▶ **Your objective**:
Look for the word "with" in the entries and copy each line where it appears.
*** Begin section ***
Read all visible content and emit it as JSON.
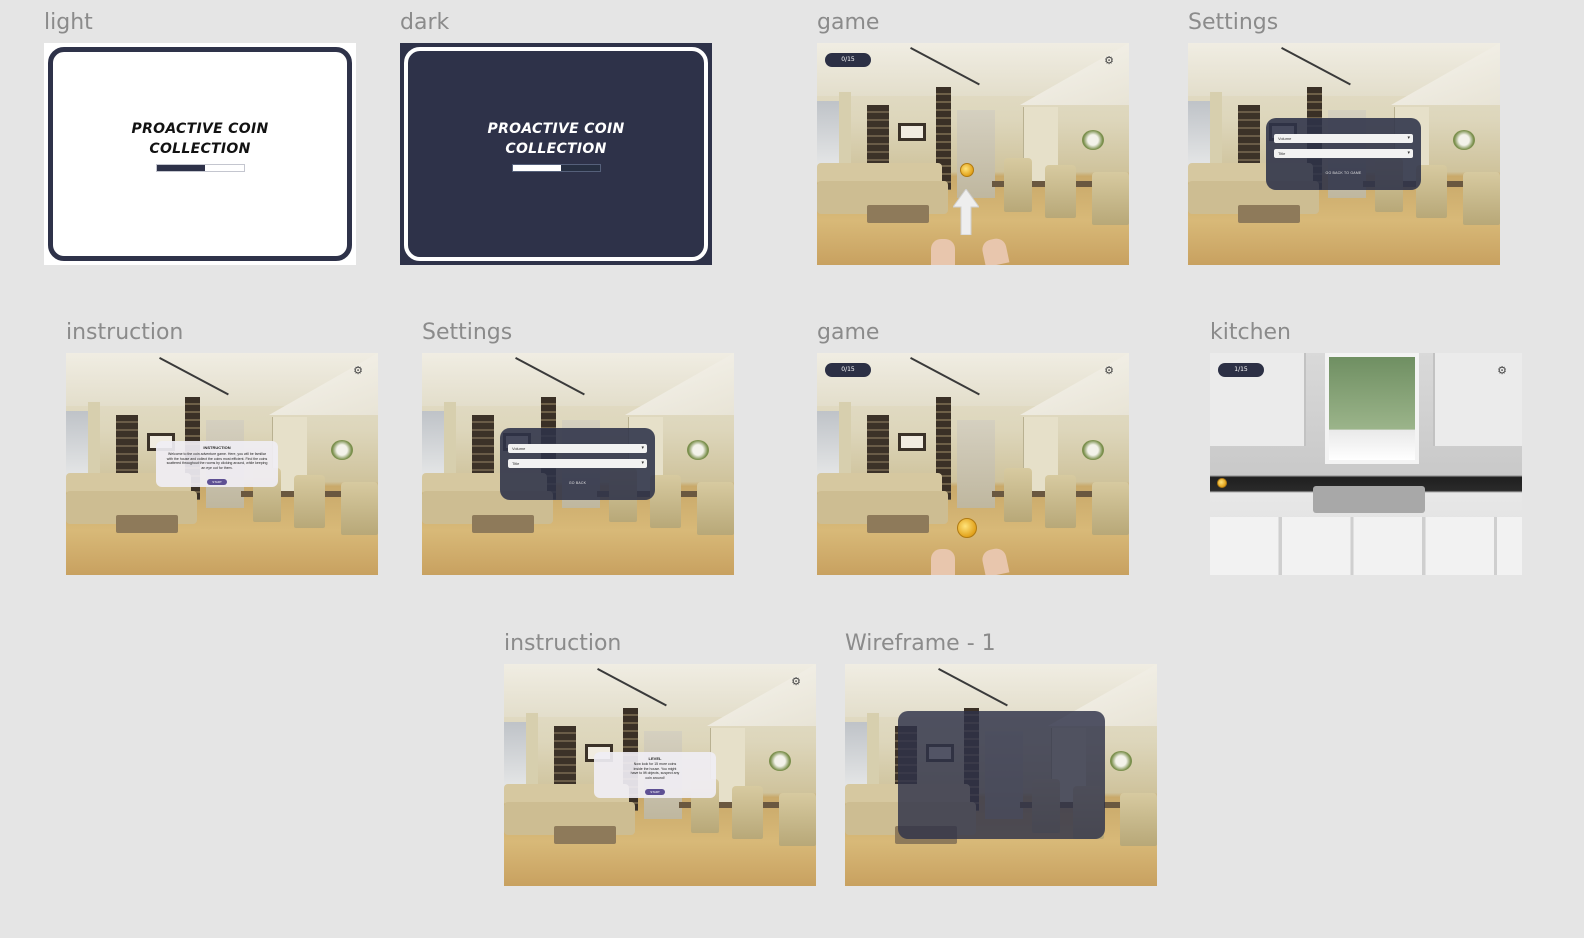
{
  "frames": [
    {
      "id": "light",
      "label": "light"
    },
    {
      "id": "dark",
      "label": "dark"
    },
    {
      "id": "game1",
      "label": "game"
    },
    {
      "id": "settings1",
      "label": "Settings"
    },
    {
      "id": "instruction1",
      "label": "instruction"
    },
    {
      "id": "settings2",
      "label": "Settings"
    },
    {
      "id": "game2",
      "label": "game"
    },
    {
      "id": "kitchen",
      "label": "kitchen"
    },
    {
      "id": "instruction2",
      "label": "instruction"
    },
    {
      "id": "wireframe",
      "label": "Wireframe - 1"
    }
  ],
  "splash": {
    "title_line1": "PROACTIVE COIN",
    "title_line2": "COLLECTION",
    "progress": 0.55
  },
  "game": {
    "counter_game1": "0/15",
    "counter_game2": "0/15",
    "counter_kitchen": "1/15"
  },
  "settings": {
    "volume_label": "Volume",
    "title_label": "Title",
    "back_button": "GO BACK TO GAME"
  },
  "settings2": {
    "volume_label": "Volume",
    "title_label": "Title",
    "back_button": "GO BACK"
  },
  "instruction1": {
    "title": "INSTRUCTION",
    "body": "Welcome to the coin adventure game. Here, you will be familiar with the house and collect the coins most efficient. Find the coins scattered throughout the rooms by clicking around, while keeping an eye out for them.",
    "button": "START"
  },
  "instruction2": {
    "title": "LEVEL",
    "body": "Now look for 15 more coins inside the house. You might have to lift objects, suspect any coin around!",
    "button": "START"
  },
  "icons": {
    "gear": "gear-icon",
    "arrow": "up-arrow-icon",
    "coin": "coin-icon"
  },
  "colors": {
    "canvas_bg": "#e5e5e5",
    "navy": "#2e3249",
    "accent_purple": "#5e5094",
    "coin_gold": "#e2a21b"
  }
}
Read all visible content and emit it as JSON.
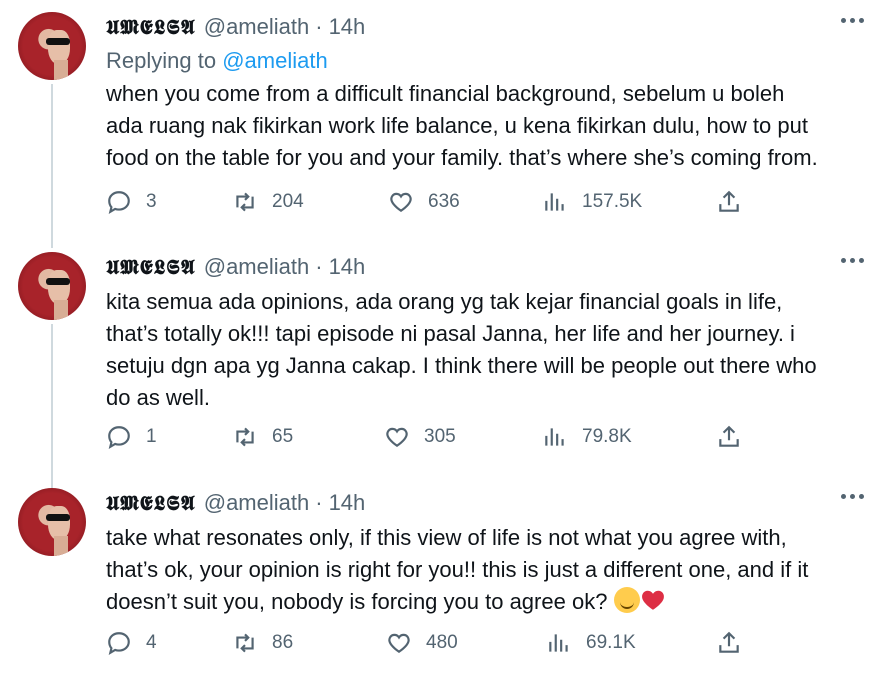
{
  "tweets": [
    {
      "display_name": "𝖀𝕸𝕰𝕷𝕾𝕬",
      "handle": "@ameliath",
      "time": "14h",
      "replying_prefix": "Replying to",
      "replying_handle": "@ameliath",
      "text": "when you come from a difficult financial background, sebelum u boleh\nada ruang nak fikirkan work life balance, u kena fikirkan dulu, how to put\nfood on the table for you and your family. that’s where she’s coming from.",
      "replies": "3",
      "retweets": "204",
      "likes": "636",
      "views": "157.5K"
    },
    {
      "display_name": "𝖀𝕸𝕰𝕷𝕾𝕬",
      "handle": "@ameliath",
      "time": "14h",
      "text": "kita semua ada opinions, ada orang yg tak kejar financial goals in life,\nthat’s totally ok!!! tapi episode ni pasal Janna, her life and her journey. i\nsetuju dgn apa yg Janna cakap. I think there will be people out there who\ndo as well.",
      "replies": "1",
      "retweets": "65",
      "likes": "305",
      "views": "79.8K"
    },
    {
      "display_name": "𝖀𝕸𝕰𝕷𝕾𝕬",
      "handle": "@ameliath",
      "time": "14h",
      "text": "take what resonates only, if this view of life is not what you agree with,\nthat’s ok, your opinion is right for you!! this is just a different one, and if it\ndoesn’t suit you, nobody is forcing you to agree ok?",
      "replies": "4",
      "retweets": "86",
      "likes": "480",
      "views": "69.1K"
    }
  ],
  "colors": {
    "accent": "#1d9bf0",
    "muted": "#536471",
    "text": "#0f1419",
    "thread_line": "#cfd9de"
  },
  "icons": [
    "reply-icon",
    "retweet-icon",
    "like-icon",
    "views-icon",
    "share-icon",
    "more-icon"
  ]
}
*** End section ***
▶ **Completed task**:
    "body": "Welcome to the coin adventure game. Here, you will be familiar with the house and collect the coins most efficient. Find the coins scattered throughout the rooms by clicking around, while keeping an eye out for them.",
      "text": "take what resonates only, if this view of life is not what you agree with,\nthat’s ok, your opinion is right for you!! this is just a different one, and if it\ndoesn’t suit you, nobody is forcing you to agree ok?",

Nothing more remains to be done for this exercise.